Friday, 10 December 2010
‘Echo City’ – Tim Lebbon (Spectra)
When I realised that not only had I read more of Lebbon than I thought, but I’d really enjoyed it at the same time, my anticipation was raised all the more for his novel ‘Echo City’. The short story ‘The Deification of Dal Bamore’ had me wanting to read ‘Echo City’ anyway so I was really looking forward to cracking my copy open when it came through the post. Life always seems to conspire against my reading the books that I really want to but I got there in the end. ‘Echo City’ is as gorgeous a read as you’d expect but, at the same time, it felt as if there was something missing...
Echo City is perhaps the only bastion of humanity in existence; it’s surrounded by a vast and poisonous desert so there’s no way for its citizens to be able to tell one way or the other. A brutal theocracy holds sway over the city but the impossible arrival of a man from the desert could well blow everything wide open. It’s up to a small group of revolutionaries to protect this man against those who would protect the status quo but no-one has taken into account that he may well have plans of his own.
If this wasn’t bad enough, something is stirring in the caverns below Echo City. It is vast and it is angry. When two such threats collide, will there be anything left standing by the end...?

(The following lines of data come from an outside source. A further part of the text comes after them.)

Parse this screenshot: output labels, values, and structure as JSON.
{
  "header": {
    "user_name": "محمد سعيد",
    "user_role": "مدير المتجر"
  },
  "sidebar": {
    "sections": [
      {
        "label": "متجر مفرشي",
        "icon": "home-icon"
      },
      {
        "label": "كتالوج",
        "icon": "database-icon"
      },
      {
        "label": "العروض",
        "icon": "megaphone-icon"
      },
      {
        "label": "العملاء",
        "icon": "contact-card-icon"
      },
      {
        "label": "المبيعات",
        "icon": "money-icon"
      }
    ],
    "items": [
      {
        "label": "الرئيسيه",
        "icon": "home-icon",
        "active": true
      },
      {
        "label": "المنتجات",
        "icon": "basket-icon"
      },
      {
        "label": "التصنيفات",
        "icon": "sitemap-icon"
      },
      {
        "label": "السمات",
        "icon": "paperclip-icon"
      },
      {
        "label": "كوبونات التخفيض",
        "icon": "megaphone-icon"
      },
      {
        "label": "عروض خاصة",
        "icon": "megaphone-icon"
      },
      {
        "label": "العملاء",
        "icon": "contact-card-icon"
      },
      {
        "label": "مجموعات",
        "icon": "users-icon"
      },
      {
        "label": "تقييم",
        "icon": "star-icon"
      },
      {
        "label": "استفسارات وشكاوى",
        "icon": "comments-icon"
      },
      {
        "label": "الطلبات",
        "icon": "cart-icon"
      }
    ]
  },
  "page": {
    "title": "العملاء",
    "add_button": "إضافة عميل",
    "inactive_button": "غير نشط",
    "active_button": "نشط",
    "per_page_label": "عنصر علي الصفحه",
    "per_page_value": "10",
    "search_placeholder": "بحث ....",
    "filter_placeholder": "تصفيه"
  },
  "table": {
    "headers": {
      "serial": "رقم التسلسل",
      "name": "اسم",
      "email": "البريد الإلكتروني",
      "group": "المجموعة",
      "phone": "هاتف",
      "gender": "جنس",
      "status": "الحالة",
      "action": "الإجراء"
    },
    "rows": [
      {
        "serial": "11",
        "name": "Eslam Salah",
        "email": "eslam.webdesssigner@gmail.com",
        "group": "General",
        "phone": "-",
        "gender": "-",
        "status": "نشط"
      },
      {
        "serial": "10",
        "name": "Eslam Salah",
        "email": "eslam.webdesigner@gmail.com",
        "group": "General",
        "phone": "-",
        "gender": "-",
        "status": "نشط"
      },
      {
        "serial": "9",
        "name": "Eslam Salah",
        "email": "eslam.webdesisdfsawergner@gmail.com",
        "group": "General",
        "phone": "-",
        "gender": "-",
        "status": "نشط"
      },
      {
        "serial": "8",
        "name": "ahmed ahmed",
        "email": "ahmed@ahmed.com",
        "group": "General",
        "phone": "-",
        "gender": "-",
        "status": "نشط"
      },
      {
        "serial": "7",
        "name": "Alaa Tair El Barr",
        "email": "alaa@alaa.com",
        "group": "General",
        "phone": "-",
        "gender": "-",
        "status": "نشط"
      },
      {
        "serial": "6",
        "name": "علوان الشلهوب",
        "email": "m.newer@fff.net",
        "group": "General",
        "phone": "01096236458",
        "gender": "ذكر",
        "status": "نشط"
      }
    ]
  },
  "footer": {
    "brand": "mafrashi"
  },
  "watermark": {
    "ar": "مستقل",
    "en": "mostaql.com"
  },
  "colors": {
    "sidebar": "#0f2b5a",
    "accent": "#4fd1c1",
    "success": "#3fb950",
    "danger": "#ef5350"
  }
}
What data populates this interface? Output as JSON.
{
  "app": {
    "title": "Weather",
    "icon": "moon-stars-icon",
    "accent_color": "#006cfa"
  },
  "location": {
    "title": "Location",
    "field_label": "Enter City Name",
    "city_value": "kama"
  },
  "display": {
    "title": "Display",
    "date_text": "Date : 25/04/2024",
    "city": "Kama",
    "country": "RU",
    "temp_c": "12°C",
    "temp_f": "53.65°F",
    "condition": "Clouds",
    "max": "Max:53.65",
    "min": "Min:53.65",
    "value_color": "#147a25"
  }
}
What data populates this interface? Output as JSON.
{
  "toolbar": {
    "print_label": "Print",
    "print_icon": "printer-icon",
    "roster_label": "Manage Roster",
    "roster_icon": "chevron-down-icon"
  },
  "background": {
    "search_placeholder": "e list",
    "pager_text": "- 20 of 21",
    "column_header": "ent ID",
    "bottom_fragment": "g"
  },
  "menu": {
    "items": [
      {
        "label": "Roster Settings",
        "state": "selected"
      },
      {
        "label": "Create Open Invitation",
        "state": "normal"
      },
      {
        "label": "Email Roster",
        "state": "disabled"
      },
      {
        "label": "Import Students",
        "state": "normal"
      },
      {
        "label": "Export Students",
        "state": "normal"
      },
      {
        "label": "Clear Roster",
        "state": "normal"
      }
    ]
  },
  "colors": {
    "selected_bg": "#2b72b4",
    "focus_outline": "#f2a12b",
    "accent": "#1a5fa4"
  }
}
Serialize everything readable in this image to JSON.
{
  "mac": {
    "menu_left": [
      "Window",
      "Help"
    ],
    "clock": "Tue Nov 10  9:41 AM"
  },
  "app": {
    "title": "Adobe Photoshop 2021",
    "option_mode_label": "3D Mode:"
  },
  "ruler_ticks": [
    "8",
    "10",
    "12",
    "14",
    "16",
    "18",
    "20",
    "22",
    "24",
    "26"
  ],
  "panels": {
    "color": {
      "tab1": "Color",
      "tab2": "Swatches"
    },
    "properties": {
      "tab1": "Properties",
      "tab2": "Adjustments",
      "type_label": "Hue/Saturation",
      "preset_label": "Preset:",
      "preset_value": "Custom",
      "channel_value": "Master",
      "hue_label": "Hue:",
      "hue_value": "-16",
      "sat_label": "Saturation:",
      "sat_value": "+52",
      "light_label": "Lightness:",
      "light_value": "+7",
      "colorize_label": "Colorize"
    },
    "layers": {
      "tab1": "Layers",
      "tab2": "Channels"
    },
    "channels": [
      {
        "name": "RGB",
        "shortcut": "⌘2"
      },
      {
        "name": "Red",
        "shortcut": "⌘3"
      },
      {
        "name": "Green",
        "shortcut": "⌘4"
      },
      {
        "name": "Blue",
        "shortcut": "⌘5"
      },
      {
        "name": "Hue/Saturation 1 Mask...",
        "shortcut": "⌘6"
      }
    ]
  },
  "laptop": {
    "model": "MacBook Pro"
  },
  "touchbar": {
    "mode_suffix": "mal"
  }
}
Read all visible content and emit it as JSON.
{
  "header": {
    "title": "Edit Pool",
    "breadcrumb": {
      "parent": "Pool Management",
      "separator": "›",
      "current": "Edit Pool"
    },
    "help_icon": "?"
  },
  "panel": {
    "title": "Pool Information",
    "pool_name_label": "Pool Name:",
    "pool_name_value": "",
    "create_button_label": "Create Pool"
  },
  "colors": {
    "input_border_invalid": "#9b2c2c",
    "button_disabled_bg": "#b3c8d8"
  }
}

‘Echo City’ is a gloriously atmospheric piece that pulls you right into the various Cantons and leaves you on the wall of the city, staring out across the desert and wondering what lies beyond the horizon. It was this attention to detail that had me hooked pretty much right from the start when the first, tragic, journey is made across the desert. All kinds of questions are raised in those first few pages and the atmosphere that Lebbon creates makes it all to easy to stick around and wait for the answers to present themselves. It’s not just the upper parts of the city either that are worth visiting; the caverns underneath Echo City are full of fascinating hints of thousands of years of history that you can literally feel hanging in the air. I am a big fan of cityscapes and Echo City can sit quite proudly amongst my other favourites. It’s a place where you feel that people actually live and you can’t give much more praise than that to a city that lives only on a written page.
It’s a real shame then that the story itself rattles around in such a grand setting...
Don’t get me wrong though, the plot is a good one. Like I said, there are mysteries to be solved and they are presented in such a way that you want to stick around and see how it all plays out. How could someone survive in the desert? Just what is climbing out the catacombs beneath the city? That last question in particular is posed in just the right way to encourage interest with information being doled out in drops here and there as the book moves forward.
There isn’t an awful lot of action to be found in ‘Echo City’ but when it does kick off it’s explosive, brutal and brief. Lebbon doesn’t draw things out any longer than they need to be, emphasising the violence in terms of how quickly a person can go from being alive to being just another corpse in the gutters of Echo City. Everything fits together perfectly by the end of the book showing Lebbon as someone who really pays attention to where his plot is going.
Where the problem lies, I think, is in the fact that the city and surrounding deserts are so vast that the story is never going to be able to spread out enough to fill in all the gaps. We have a very distinct group of people on a very specific mission. This mission doesn’t really branch out at all (in fact, all of the main players find themselves feeding back in to the main plot; no matter how reluctantly) so what we have as a result is a very self-contained plot perched nervously in the midst of a setting that is far more expansive. The balance just doesn’t feel right; you need something far more epic and wide ranging to sit in such a landscape. To be fair, Lebbon goes some way towards correcting this in the climatic scenes. These scenes are appropriately powerful but I couldn’t help feeling that approach would have better employed over the whole of the novel instead of just at the end...
I also found myself wondering whether the sheer weight of history behind the plot helped contribute to a general sense of flatness right at the end. After all, if you build something up to have the weight of millennia behind it then you’ve got to be able to sign off in style, you just have to! The imbalance, that I mentioned earlier, means that you can’t quite escape from a sense of anti-climax as far as this goes. Everything comes together nicely but the setting is just too big for the ending to resonate as it should.
I’d like to see more tales from ‘Echo City’, the setting is intriguing and I’d love to see the background history fleshed out more to perhaps provide that ‘epic’ wide ranging feel that this book is missing. An engrossing story that doesn’t quite gel with a far wider ranging setting.
Eight and a Quarter out of Ten